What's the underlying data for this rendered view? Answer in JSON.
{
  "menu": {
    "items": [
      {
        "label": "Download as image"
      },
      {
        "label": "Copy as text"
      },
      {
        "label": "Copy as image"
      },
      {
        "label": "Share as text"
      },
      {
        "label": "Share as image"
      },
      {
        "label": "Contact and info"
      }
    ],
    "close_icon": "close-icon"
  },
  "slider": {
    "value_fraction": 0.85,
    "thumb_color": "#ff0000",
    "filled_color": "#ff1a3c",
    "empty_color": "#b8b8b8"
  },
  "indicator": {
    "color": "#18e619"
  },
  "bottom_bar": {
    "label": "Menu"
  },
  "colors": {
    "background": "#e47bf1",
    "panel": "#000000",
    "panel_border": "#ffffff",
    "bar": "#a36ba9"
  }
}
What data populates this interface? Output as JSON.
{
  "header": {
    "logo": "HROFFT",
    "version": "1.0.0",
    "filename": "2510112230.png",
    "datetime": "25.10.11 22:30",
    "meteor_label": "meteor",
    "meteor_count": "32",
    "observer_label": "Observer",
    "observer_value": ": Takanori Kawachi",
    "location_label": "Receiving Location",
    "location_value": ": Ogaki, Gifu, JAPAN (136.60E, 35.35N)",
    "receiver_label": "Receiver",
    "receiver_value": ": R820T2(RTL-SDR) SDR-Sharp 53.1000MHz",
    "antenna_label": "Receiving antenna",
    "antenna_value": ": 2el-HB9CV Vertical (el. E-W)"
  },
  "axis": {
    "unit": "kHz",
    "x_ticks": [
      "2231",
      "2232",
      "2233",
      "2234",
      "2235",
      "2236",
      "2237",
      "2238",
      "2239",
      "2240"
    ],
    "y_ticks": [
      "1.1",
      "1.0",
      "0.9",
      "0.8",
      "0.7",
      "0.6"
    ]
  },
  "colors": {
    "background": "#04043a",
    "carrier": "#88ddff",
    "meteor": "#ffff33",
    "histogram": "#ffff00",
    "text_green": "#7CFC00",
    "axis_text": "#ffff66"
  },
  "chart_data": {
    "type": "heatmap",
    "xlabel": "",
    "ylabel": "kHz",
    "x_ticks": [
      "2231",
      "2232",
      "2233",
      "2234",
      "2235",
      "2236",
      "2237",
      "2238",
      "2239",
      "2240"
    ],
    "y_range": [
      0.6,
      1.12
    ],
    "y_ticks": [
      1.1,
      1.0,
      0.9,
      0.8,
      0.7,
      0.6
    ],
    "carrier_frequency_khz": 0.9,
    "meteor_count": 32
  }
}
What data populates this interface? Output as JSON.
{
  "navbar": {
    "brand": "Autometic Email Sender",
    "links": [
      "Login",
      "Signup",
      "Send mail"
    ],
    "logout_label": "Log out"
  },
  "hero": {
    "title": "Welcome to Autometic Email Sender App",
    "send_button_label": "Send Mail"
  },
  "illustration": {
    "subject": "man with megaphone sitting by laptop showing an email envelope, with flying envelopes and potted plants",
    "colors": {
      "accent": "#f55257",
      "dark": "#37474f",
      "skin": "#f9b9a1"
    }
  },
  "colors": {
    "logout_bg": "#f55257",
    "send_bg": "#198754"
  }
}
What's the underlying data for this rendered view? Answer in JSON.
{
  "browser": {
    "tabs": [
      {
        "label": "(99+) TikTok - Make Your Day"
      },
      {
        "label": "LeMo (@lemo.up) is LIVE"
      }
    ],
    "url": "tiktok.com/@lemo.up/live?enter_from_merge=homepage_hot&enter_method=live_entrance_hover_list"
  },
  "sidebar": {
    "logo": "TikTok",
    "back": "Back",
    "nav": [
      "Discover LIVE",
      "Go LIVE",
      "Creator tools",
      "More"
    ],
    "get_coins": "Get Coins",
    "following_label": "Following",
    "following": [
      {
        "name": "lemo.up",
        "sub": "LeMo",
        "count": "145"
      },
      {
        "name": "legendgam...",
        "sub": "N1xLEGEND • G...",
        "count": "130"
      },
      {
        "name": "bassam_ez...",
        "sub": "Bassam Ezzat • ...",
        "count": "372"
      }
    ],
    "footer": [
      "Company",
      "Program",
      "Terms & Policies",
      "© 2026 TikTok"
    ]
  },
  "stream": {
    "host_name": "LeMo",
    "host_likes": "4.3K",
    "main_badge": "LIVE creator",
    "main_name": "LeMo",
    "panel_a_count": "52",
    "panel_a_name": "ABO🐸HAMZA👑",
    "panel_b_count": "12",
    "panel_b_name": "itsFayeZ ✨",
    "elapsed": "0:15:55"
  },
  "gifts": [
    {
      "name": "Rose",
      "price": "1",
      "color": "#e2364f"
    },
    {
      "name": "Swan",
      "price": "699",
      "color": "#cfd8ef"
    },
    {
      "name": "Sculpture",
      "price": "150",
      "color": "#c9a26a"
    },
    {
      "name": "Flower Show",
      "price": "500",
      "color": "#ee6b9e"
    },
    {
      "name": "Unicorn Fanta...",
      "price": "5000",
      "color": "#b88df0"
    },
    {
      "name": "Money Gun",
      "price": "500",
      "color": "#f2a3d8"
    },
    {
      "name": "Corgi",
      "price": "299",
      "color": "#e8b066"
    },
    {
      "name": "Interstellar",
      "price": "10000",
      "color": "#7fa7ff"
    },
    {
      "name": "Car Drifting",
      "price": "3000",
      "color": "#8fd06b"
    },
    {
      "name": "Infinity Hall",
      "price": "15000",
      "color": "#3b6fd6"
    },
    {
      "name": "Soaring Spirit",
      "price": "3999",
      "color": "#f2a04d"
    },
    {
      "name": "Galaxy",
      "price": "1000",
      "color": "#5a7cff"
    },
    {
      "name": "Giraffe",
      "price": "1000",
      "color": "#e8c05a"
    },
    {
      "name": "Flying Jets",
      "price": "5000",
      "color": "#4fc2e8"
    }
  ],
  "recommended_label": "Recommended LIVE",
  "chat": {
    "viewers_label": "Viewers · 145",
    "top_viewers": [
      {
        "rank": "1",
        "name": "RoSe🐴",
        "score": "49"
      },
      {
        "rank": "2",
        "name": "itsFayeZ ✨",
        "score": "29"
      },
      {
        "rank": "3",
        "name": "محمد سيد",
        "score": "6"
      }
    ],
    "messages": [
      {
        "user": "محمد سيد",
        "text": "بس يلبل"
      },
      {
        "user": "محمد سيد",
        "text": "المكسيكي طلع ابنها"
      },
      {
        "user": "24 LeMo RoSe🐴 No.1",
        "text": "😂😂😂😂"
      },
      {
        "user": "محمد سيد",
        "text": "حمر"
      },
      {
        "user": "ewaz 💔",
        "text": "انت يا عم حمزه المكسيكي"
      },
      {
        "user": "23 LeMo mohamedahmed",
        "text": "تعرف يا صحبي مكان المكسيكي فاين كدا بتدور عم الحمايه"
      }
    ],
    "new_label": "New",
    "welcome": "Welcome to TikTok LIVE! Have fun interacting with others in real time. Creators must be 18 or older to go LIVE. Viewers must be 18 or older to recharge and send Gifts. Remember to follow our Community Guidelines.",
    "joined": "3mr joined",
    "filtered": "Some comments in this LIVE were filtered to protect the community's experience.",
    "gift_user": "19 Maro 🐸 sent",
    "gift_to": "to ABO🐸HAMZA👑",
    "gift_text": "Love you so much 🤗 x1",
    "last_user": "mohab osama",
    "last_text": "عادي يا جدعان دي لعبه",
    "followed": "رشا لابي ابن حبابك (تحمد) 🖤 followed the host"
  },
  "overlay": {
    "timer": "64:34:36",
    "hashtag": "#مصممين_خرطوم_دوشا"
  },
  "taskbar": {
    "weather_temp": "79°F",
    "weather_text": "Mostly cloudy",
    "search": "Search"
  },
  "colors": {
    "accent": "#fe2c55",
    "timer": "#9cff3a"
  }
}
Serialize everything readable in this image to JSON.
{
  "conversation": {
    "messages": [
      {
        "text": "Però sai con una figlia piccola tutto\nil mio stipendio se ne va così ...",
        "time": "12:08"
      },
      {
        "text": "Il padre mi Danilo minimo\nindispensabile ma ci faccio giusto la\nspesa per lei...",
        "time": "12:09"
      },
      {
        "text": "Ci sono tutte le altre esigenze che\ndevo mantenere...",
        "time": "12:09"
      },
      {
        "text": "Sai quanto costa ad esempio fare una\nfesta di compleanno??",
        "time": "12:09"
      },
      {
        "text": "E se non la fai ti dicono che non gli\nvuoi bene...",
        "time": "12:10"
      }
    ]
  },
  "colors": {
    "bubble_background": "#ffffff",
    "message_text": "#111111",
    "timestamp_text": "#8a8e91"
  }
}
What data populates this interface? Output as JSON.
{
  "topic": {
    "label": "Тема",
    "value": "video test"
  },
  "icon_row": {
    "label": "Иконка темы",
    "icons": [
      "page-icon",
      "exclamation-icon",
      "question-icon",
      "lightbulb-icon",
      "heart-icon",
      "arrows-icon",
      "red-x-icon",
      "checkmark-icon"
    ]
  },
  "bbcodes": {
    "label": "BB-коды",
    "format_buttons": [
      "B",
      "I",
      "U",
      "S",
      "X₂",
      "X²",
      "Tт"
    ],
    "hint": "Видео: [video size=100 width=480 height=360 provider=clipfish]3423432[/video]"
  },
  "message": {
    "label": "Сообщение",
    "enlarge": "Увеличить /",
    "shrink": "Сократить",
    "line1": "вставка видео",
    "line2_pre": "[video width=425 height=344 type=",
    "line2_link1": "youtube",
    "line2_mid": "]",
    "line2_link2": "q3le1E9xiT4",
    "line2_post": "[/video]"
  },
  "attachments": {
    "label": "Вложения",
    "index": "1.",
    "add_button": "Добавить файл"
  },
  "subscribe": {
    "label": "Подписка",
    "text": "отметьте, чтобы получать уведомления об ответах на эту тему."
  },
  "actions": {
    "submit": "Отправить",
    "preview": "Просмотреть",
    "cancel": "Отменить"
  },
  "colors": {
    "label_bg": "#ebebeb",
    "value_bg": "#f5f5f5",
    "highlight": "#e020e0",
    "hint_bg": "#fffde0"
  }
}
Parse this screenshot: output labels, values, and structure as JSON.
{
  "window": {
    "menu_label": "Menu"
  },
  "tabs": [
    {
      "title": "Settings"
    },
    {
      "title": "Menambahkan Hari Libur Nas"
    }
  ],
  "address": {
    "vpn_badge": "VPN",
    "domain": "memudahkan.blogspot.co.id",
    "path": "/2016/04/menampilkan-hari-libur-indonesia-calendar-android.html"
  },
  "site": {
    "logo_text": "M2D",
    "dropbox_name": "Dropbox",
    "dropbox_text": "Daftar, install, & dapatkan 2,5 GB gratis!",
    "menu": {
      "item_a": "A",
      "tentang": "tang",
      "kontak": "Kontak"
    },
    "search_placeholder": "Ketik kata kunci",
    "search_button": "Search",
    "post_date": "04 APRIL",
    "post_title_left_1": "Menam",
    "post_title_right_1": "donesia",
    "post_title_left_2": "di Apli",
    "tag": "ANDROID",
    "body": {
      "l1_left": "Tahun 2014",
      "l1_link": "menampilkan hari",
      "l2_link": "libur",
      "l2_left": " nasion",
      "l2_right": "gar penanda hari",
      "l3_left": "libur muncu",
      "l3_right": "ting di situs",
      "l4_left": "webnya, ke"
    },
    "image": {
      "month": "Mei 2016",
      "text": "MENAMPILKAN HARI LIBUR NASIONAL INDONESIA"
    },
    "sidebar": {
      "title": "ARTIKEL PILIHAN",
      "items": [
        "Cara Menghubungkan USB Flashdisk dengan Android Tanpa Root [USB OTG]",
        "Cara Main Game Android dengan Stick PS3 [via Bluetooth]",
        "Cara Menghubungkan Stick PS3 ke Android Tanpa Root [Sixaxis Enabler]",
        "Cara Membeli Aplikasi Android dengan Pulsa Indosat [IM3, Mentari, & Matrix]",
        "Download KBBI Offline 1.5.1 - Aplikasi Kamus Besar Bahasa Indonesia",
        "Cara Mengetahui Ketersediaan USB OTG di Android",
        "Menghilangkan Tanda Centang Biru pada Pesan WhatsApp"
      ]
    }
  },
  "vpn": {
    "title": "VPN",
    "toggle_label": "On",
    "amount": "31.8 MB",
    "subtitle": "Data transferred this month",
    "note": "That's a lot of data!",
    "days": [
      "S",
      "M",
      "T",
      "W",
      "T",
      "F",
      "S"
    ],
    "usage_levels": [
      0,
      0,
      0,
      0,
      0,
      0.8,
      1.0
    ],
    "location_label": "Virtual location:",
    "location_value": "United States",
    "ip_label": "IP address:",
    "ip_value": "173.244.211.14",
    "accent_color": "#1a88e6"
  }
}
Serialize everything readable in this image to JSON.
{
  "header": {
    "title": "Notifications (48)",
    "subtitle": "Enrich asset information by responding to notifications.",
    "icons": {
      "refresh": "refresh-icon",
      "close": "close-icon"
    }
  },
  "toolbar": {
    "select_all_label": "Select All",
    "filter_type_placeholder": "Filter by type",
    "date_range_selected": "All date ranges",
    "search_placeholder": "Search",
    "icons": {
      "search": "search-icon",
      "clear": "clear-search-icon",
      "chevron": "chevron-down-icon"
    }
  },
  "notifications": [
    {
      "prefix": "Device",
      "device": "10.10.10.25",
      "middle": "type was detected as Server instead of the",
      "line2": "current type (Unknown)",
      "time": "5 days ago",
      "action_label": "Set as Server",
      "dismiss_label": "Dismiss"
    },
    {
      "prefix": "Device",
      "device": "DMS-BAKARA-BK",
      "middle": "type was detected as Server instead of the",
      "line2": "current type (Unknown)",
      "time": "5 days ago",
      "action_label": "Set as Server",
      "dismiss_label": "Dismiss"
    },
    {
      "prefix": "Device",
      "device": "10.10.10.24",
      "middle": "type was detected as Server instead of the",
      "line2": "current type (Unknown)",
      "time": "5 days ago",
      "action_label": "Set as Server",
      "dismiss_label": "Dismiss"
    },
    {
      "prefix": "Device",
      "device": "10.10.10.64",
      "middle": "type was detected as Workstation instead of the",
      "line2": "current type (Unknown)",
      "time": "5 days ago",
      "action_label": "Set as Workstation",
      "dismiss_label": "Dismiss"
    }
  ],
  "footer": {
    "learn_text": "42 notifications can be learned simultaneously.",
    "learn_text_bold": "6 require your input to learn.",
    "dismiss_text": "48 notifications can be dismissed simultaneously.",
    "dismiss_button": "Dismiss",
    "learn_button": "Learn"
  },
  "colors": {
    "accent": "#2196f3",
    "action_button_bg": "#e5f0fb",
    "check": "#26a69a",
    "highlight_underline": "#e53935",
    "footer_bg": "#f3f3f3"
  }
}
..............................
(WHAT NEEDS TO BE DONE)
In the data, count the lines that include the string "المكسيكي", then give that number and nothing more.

(ANSWER FOR THE TASK)
3